Dataset rows for apps and sites
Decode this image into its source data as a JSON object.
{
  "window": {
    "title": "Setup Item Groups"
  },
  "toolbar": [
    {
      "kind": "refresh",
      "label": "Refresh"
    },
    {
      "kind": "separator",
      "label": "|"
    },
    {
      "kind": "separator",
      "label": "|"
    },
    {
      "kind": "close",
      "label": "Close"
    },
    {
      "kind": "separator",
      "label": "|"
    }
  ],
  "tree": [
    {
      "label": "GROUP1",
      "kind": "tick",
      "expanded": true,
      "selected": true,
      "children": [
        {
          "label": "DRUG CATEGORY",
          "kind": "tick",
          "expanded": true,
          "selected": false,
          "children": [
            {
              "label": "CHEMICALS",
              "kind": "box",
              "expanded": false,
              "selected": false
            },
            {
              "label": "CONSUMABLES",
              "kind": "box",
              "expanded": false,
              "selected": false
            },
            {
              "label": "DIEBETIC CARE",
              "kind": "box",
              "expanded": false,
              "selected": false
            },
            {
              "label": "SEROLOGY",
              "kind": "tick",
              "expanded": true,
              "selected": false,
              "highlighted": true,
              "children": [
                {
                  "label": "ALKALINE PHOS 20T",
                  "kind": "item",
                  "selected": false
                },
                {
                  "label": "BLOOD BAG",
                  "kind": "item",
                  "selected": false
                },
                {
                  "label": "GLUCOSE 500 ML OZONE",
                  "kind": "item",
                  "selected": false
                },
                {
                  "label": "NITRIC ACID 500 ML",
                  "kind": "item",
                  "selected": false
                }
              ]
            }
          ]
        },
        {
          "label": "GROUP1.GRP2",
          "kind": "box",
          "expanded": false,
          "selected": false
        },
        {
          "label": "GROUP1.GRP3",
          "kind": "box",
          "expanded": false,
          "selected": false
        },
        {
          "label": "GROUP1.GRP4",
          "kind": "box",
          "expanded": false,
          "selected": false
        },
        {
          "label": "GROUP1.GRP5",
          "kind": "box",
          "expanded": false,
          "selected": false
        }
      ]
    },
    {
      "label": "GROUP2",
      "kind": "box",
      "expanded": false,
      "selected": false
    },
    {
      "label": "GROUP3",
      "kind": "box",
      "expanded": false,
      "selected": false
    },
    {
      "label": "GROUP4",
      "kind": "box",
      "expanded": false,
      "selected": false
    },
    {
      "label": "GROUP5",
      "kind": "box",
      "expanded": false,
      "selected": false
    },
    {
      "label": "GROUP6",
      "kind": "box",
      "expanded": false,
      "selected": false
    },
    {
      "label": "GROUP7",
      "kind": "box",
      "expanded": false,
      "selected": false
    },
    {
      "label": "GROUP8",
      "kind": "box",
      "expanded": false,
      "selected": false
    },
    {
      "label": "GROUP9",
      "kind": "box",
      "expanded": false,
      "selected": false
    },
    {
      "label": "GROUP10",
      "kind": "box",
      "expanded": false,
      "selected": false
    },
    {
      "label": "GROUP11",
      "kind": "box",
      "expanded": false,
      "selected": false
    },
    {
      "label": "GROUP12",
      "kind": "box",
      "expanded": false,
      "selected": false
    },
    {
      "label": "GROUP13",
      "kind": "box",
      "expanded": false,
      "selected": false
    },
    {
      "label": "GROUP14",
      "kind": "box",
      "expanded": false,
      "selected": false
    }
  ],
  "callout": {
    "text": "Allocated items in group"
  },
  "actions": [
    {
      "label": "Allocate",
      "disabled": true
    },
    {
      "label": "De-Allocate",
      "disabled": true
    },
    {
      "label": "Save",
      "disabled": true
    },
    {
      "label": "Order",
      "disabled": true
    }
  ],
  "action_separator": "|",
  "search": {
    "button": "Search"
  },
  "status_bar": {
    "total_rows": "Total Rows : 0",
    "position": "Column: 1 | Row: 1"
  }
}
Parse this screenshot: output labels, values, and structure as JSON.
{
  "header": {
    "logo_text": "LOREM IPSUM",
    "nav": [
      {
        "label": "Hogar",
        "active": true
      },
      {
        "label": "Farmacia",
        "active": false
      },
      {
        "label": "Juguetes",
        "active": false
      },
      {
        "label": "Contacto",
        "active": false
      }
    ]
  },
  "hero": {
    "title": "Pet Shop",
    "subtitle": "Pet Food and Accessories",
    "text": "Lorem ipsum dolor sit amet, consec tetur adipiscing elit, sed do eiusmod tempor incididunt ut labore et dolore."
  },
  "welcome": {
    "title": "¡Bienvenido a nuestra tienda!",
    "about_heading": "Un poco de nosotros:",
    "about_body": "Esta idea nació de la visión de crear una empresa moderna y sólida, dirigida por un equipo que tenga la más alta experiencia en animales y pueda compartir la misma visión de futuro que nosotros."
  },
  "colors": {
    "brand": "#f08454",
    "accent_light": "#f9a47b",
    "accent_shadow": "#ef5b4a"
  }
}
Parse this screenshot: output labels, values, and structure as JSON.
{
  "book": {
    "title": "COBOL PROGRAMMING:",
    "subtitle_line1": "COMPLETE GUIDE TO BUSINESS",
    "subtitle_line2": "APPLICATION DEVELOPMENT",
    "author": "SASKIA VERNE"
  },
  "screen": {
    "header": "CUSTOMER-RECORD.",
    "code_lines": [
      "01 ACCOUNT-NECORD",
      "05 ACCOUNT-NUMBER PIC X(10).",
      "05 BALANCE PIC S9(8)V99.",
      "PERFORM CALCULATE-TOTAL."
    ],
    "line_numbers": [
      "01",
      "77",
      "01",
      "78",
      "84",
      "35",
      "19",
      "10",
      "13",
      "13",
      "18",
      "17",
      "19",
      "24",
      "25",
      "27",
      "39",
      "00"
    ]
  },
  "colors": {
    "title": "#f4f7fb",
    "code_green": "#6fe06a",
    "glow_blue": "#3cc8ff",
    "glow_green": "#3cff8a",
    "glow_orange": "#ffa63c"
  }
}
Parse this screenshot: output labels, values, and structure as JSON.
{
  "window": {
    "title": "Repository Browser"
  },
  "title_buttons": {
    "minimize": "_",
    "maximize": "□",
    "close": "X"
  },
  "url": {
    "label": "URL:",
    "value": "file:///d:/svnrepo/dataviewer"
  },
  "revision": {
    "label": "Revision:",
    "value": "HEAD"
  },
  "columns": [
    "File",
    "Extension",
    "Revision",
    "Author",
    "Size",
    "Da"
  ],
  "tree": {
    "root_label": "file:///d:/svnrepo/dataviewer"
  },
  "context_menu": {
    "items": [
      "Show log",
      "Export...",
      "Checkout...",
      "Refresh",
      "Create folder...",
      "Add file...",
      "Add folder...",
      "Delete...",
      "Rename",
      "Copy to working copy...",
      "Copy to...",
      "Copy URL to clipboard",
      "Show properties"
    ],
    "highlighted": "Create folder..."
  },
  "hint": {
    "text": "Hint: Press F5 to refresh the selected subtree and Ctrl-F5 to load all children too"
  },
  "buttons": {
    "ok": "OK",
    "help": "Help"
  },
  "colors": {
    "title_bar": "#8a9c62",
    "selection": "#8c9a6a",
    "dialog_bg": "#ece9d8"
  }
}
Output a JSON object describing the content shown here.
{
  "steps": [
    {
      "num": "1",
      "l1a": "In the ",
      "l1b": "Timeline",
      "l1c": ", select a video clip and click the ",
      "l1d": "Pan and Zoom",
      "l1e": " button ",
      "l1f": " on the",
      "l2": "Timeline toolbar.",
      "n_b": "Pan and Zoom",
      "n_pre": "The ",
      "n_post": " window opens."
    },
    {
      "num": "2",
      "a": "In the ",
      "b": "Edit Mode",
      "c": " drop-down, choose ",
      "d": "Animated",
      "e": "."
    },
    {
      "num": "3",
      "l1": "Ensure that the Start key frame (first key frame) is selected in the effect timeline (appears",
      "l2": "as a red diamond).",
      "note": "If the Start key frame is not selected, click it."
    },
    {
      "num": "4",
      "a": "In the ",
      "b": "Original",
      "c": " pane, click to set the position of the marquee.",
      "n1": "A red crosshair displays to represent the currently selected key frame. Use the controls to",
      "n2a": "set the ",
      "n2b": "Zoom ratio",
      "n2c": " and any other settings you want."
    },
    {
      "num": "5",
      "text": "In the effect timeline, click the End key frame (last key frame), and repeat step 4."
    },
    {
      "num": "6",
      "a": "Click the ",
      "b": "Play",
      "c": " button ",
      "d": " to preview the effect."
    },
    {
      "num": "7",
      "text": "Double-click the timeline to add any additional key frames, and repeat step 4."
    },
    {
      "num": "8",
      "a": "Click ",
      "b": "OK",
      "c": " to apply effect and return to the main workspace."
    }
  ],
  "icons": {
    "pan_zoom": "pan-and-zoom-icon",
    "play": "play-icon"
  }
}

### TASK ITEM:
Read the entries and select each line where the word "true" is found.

### FINAL ANSWER:
      "expanded": true,
      "selected": true,
          "expanded": true,
              "expanded": true,
              "highlighted": true,
      "disabled": true
      "disabled": true
      "disabled": true
      "disabled": true
        "active": true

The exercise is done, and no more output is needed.